Silencing Silencing is an illusion in which a set of objects that change in luminance, hue, size, or shape appears to stop changing when it moves.
Size–weight illusion The size–weight illusion is also known as the Charpentier illusion or Charpentier–Koseleff illusion.
Stepping feet illusion The stepping feet illusion is influenced by the contrast between moving objects and their background.
Stroboscopic effect
Swept-plane display
Ternus illusion The Ternus illusion (1926/1938) is based upon apparent motion.
Thaumatrope A thaumatrope is a toy that was popular in Victorian times.
Troxler's fading Troxler's fading: When one fixates on a particular point for even a short period of time, an unchanging stimulus away from the fixation point will fade away and disappear.
Vanishing puzzle A vanishing puzzle is a mechanical optical illusion showing different numbers of a certain object when parts of the puzzle are moved around.[4]
Vertical–horizontal illusion The Vertical-horizontal illusion is the tendency for observers to overestimate the length of a vertical line relative to a horizontal line of the same length.
Visual tilt effects
Wagon-wheel effect
White's illusion
Wundt illusion The two red vertical lines are both straight, but they may look as if they are bowed inwards to some observers.

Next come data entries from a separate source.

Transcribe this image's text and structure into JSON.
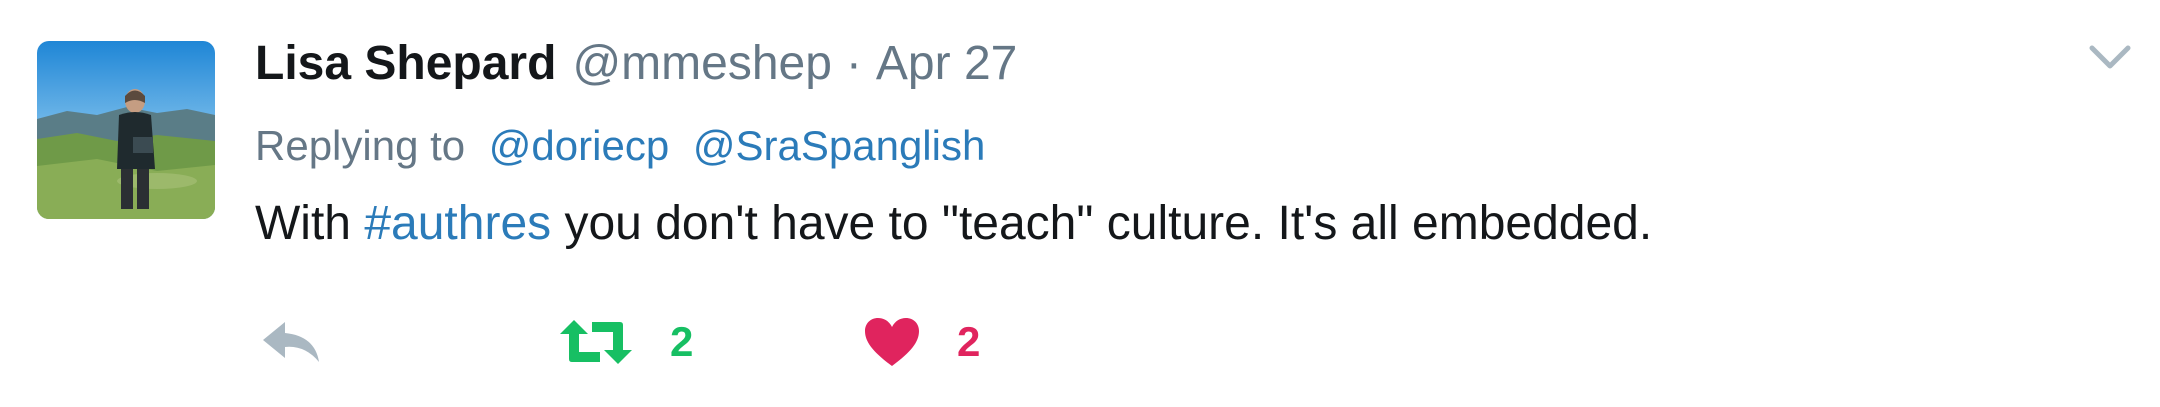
{
  "tweet": {
    "display_name": "Lisa Shepard",
    "handle": "@mmeshep",
    "separator": "·",
    "date": "Apr 27",
    "reply": {
      "prefix": "Replying to",
      "mentions": [
        "@doriecp",
        "@SraSpanglish"
      ]
    },
    "text": {
      "before": "With ",
      "hashtag": "#authres",
      "after": " you don't have to \"teach\" culture. It's all embedded."
    }
  },
  "actions": {
    "reply_icon": "reply-icon",
    "retweet_icon": "retweet-icon",
    "retweet_count": "2",
    "like_icon": "heart-icon",
    "like_count": "2"
  },
  "menu_icon": "chevron-down-icon",
  "colors": {
    "name": "#14171a",
    "secondary": "#657786",
    "link": "#2b7bb9",
    "reply_icon": "#aab8c2",
    "retweet": "#17bf63",
    "like": "#e0245e"
  }
}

The distortion is induced by the crooked lines on the background
Zöllner illusion The Zöllner illusion is a classic optical illusion named after its discoverer, German astrophysicist Johann Karl Friedrich Zöllner.

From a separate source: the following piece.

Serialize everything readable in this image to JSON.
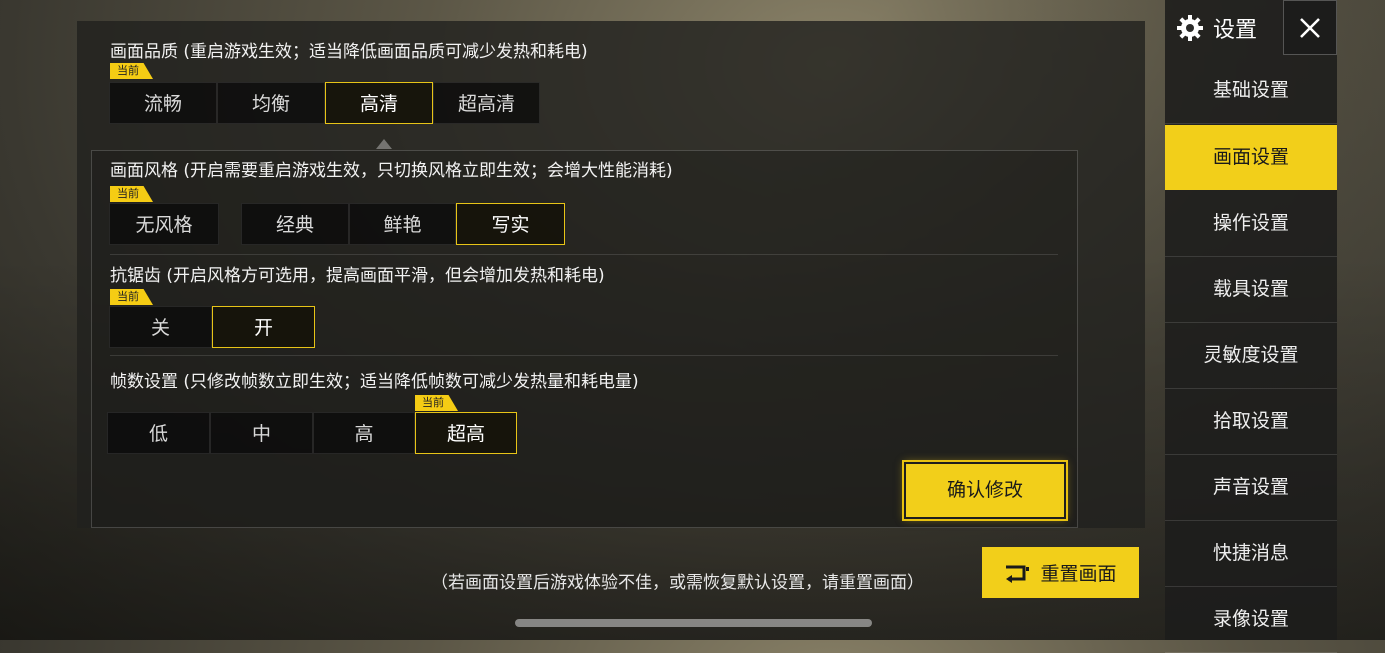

See also[edit]


  1. ^ "The Science of Why No One Agrees on the Colour of This Dress". Wired. 2015-02-27. Archived from the original on 28 February 2015. Retrieved 27 February 2015.
  2. ^ "Optical illusion: Dress color debate goes global". BBC News. BBC. Archived from the original on 2019-07-13. Retrieved 28 February 2015.
  3. ^ Penrose, LS; Penrose, R. (1958). "Impossible objects: A special type of optical illusion". British Journal of Psychology. 49 (1): 31–33. doi:10.1111/j.2044-8295.1958.tb00634.x. PMID 13536303.
  4. ^ The Guardian, Vanishing Leprechaun, Disappearing Dwarf and Swinging Sixties Pin-up Girls – puzzles in pictures

External links[edit]